Millions of employees in New York and around the country work overtime each week to earn more money, but putting in those extra hours could be damaging their health. That was the conclusion researchers from the World Health Organization reached in 2021 after studying health and work data from 194 countries. The researchers linked working more than 55 hours per week with almost a million deaths each year. They also believe that increased heart disease and stroke risks associated with working long hours shave more than 20 million years off workers’ lives every year.
A worldwide problem
According to the WHO report, almost half a billion workers around the world work more than 55 hours per week, and many of them are in the United States. The results of a 2021 Gallup survey reveal that more than 40% of American workers spend at least 45 hours on the clock each week. Workweeks are also grueling in South-East Asia, but only 3.5% of European workers have jobs that require them to work more than 55 hours each week.
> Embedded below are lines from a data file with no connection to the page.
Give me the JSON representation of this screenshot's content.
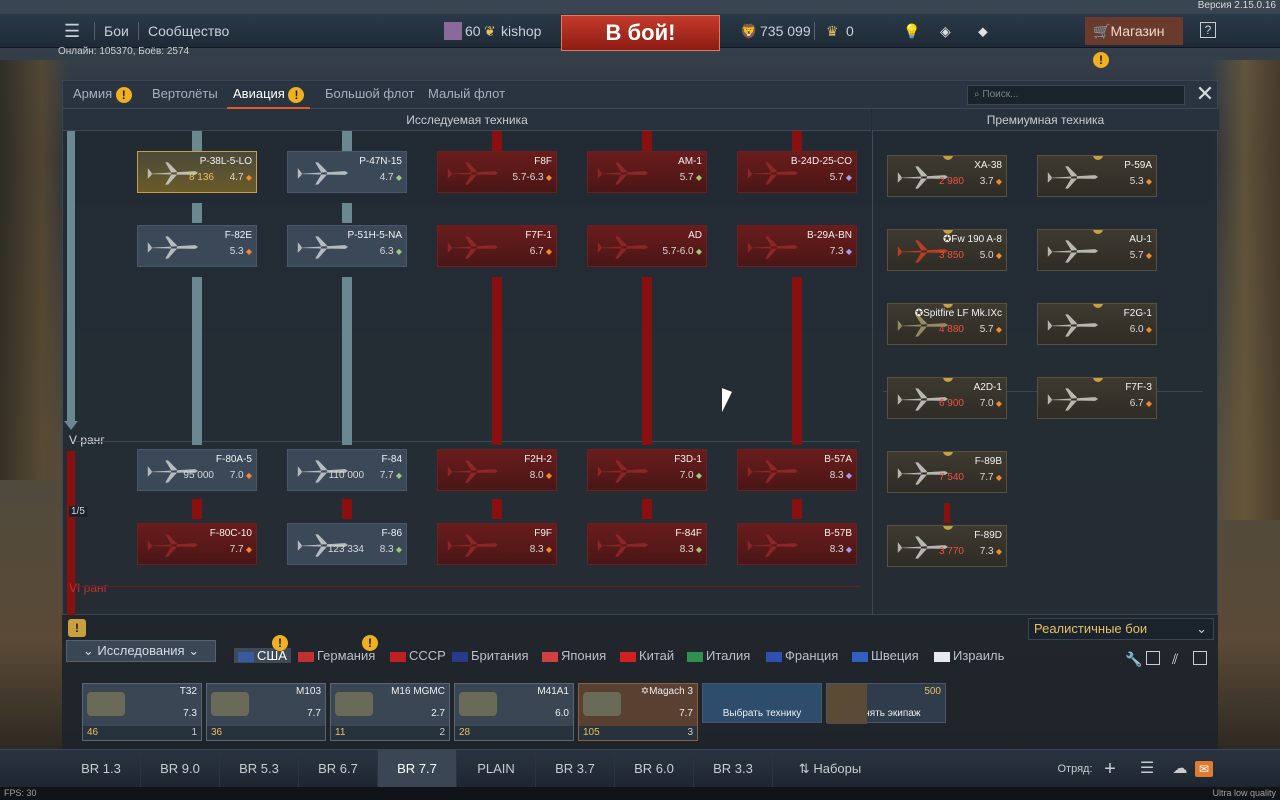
{
  "version": "Версия 2.15.0.16",
  "topbar": {
    "battles": "Бои",
    "community": "Сообщество",
    "level": "60",
    "username": "kishop",
    "to_battle": "В бой!",
    "silver": "735 099",
    "gold": "0",
    "shop": "Магазин"
  },
  "online": "Онлайн: 105370, Боёв: 2574",
  "tabs": [
    {
      "label": "Армия",
      "warn": true
    },
    {
      "label": "Вертолёты",
      "warn": false
    },
    {
      "label": "Авиация",
      "warn": true,
      "active": true
    },
    {
      "label": "Большой флот",
      "warn": false
    },
    {
      "label": "Малый флот",
      "warn": false
    }
  ],
  "search_placeholder": "Поиск...",
  "section_researchable": "Исследуемая техника",
  "section_premium": "Премиумная техника",
  "rank_v": "V ранг",
  "rank_vi": "VI ранг",
  "page_indicator": "1/5",
  "tree_cards": [
    {
      "name": "P-38L-5-LO",
      "br": "4.7",
      "cost": "8 136",
      "style": "gold"
    },
    {
      "name": "P-47N-15",
      "br": "4.7",
      "style": "normal"
    },
    {
      "name": "F8F",
      "br": "5.7-6.3",
      "style": "red"
    },
    {
      "name": "AM-1",
      "br": "5.7",
      "style": "red"
    },
    {
      "name": "B-24D-25-CO",
      "br": "5.7",
      "style": "red"
    },
    {
      "name": "F-82E",
      "br": "5.3",
      "style": "normal"
    },
    {
      "name": "P-51H-5-NA",
      "br": "6.3",
      "style": "normal"
    },
    {
      "name": "F7F-1",
      "br": "6.7",
      "style": "red"
    },
    {
      "name": "AD",
      "br": "5.7-6.0",
      "style": "red"
    },
    {
      "name": "B-29A-BN",
      "br": "7.3",
      "style": "red"
    },
    {
      "name": "F-80A-5",
      "br": "7.0",
      "cost": "95 000",
      "style": "normal"
    },
    {
      "name": "F-84",
      "br": "7.7",
      "cost": "110 000",
      "style": "normal"
    },
    {
      "name": "F2H-2",
      "br": "8.0",
      "style": "red"
    },
    {
      "name": "F3D-1",
      "br": "7.0",
      "style": "red"
    },
    {
      "name": "B-57A",
      "br": "8.3",
      "style": "red"
    },
    {
      "name": "F-80C-10",
      "br": "7.7",
      "style": "red"
    },
    {
      "name": "F-86",
      "br": "8.3",
      "cost": "123 334",
      "style": "normal"
    },
    {
      "name": "F9F",
      "br": "8.3",
      "style": "red"
    },
    {
      "name": "F-84F",
      "br": "8.3",
      "style": "red"
    },
    {
      "name": "B-57B",
      "br": "8.3",
      "style": "red"
    }
  ],
  "premium_cards": [
    {
      "name": "XA-38",
      "br": "3.7",
      "cost": "2 980"
    },
    {
      "name": "P-59A",
      "br": "5.3"
    },
    {
      "name": "✪Fw 190 A-8",
      "br": "5.0",
      "cost": "3 850"
    },
    {
      "name": "AU-1",
      "br": "5.7"
    },
    {
      "name": "✪Spitfire LF Mk.IXc",
      "br": "5.7",
      "cost": "4 880"
    },
    {
      "name": "F2G-1",
      "br": "6.0"
    },
    {
      "name": "A2D-1",
      "br": "7.0",
      "cost": "6 900"
    },
    {
      "name": "F7F-3",
      "br": "6.7"
    },
    {
      "name": "F-89B",
      "br": "7.7",
      "cost": "7 540"
    },
    {
      "name": "F-89D",
      "br": "7.3",
      "cost": "3 770"
    }
  ],
  "research_label": "Исследования",
  "nations": [
    "США",
    "Германия",
    "СССР",
    "Британия",
    "Япония",
    "Китай",
    "Италия",
    "Франция",
    "Швеция",
    "Израиль"
  ],
  "game_mode": "Реалистичные бои",
  "crew_slots": [
    {
      "name": "T32",
      "br": "7.3",
      "count": "46",
      "slot": "1"
    },
    {
      "name": "M103",
      "br": "7.7",
      "count": "36",
      "slot": ""
    },
    {
      "name": "M16 MGMC",
      "br": "2.7",
      "count": "11",
      "slot": "2"
    },
    {
      "name": "M41A1",
      "br": "6.0",
      "count": "28",
      "slot": ""
    },
    {
      "name": "✡Magach 3",
      "br": "7.7",
      "count": "105",
      "slot": "3"
    }
  ],
  "choose_vehicle": "Выбрать технику",
  "hire_crew": "Нанять экипаж",
  "hire_cost": "500",
  "br_list": [
    "BR 1.3",
    "BR 9.0",
    "BR 5.3",
    "BR 6.7",
    "BR 7.7",
    "PLAIN",
    "BR 3.7",
    "BR 6.0",
    "BR 3.3"
  ],
  "presets": "Наборы",
  "squad": "Отряд:",
  "fps": "FPS: 30",
  "quality": "Ultra low quality"
}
Long workweeks cause a great deal of stress, which is why heart attacks and strokes are more common among workers that put in long hours. Long hours lead to work-related illnesses and deaths, and they also lower productivity. Researches noticed the link between longer hours and lower productivity in 1977, and several subsequent studies have come to the same conclusion.
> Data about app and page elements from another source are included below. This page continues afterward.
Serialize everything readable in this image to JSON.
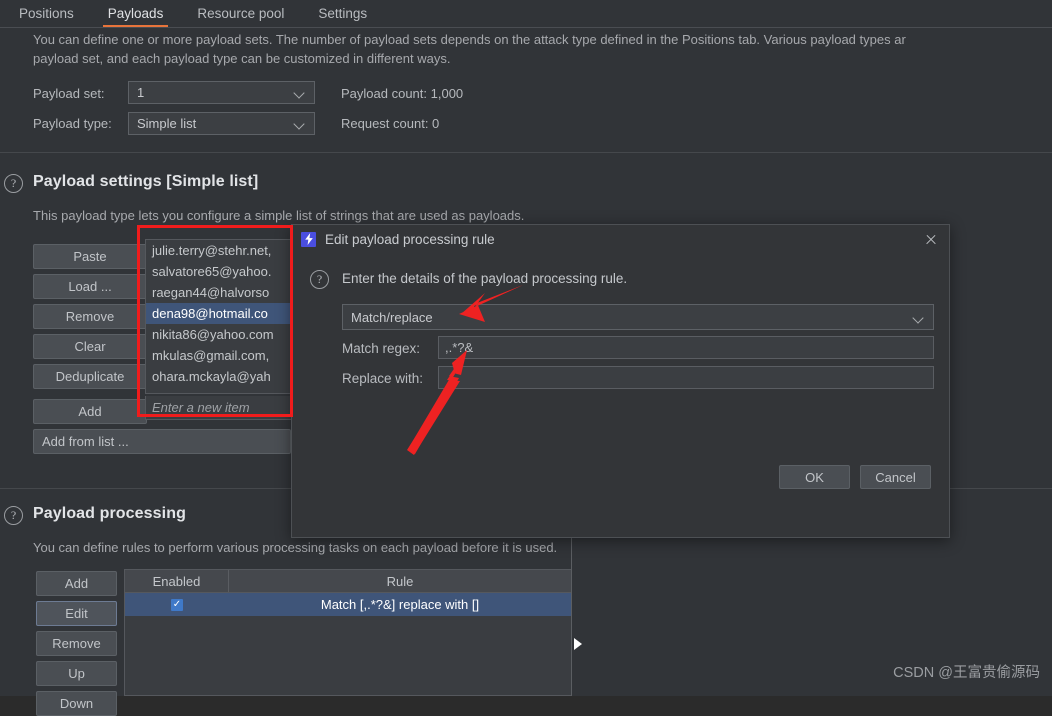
{
  "tabs": [
    {
      "label": "Positions",
      "active": false
    },
    {
      "label": "Payloads",
      "active": true
    },
    {
      "label": "Resource pool",
      "active": false
    },
    {
      "label": "Settings",
      "active": false
    }
  ],
  "payload_sets": {
    "description": "You can define one or more payload sets. The number of payload sets depends on the attack type defined in the Positions tab. Various payload types ar",
    "description_line2": "payload set, and each payload type can be customized in different ways.",
    "payload_set_label": "Payload set:",
    "payload_set_value": "1",
    "payload_type_label": "Payload type:",
    "payload_type_value": "Simple list",
    "payload_count": "Payload count: 1,000",
    "request_count": "Request count: 0"
  },
  "payload_settings": {
    "title": "Payload settings [Simple list]",
    "description": "This payload type lets you configure a simple list of strings that are used as payloads.",
    "buttons": [
      "Paste",
      "Load ...",
      "Remove",
      "Clear",
      "Deduplicate",
      "Add"
    ],
    "add_from_list": "Add from list ...",
    "items": [
      "julie.terry@stehr.net,",
      "salvatore65@yahoo.",
      "raegan44@halvorso",
      "dena98@hotmail.co",
      "nikita86@yahoo.com",
      "mkulas@gmail.com,",
      "ohara.mckayla@yah"
    ],
    "selected_index": 3,
    "new_item_placeholder": "Enter a new item"
  },
  "payload_processing": {
    "title": "Payload processing",
    "description": "You can define rules to perform various processing tasks on each payload before it is used.",
    "buttons": [
      "Add",
      "Edit",
      "Remove",
      "Up",
      "Down"
    ],
    "focused_button": "Edit",
    "columns": [
      "Enabled",
      "Rule"
    ],
    "rows": [
      {
        "enabled": true,
        "check": "✓",
        "rule": "Match [,.*?&] replace with []",
        "selected": true
      }
    ]
  },
  "dialog": {
    "icon": "bolt-icon",
    "title": "Edit payload processing rule",
    "close_icon": "close-icon",
    "help_icon": "help-icon",
    "instruction": "Enter the details of the payload processing rule.",
    "rule_type_value": "Match/replace",
    "match_regex_label": "Match regex:",
    "match_regex_value": ",.*?&",
    "replace_with_label": "Replace with:",
    "replace_with_value": "",
    "ok_label": "OK",
    "cancel_label": "Cancel"
  },
  "annotations": {
    "highlight_box_color": "#f01c1c",
    "arrow_color": "#ee2222"
  },
  "watermark": "CSDN @王富贵偷源码"
}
Long hours are a sign of financial difficulty
Workers are putting in more overtime because their paychecks do not go as far as they once did. Wages have stagnated in the United States in recent decades, and soaring inflation is reducing workers’ spending power even further. Studies like the one conducted by the WHO suggest American workers who put in long hours are risking their lives to make ends meet, and that is unlikely to change unless workplace safeguards that are common in Europe are introduced in the United States.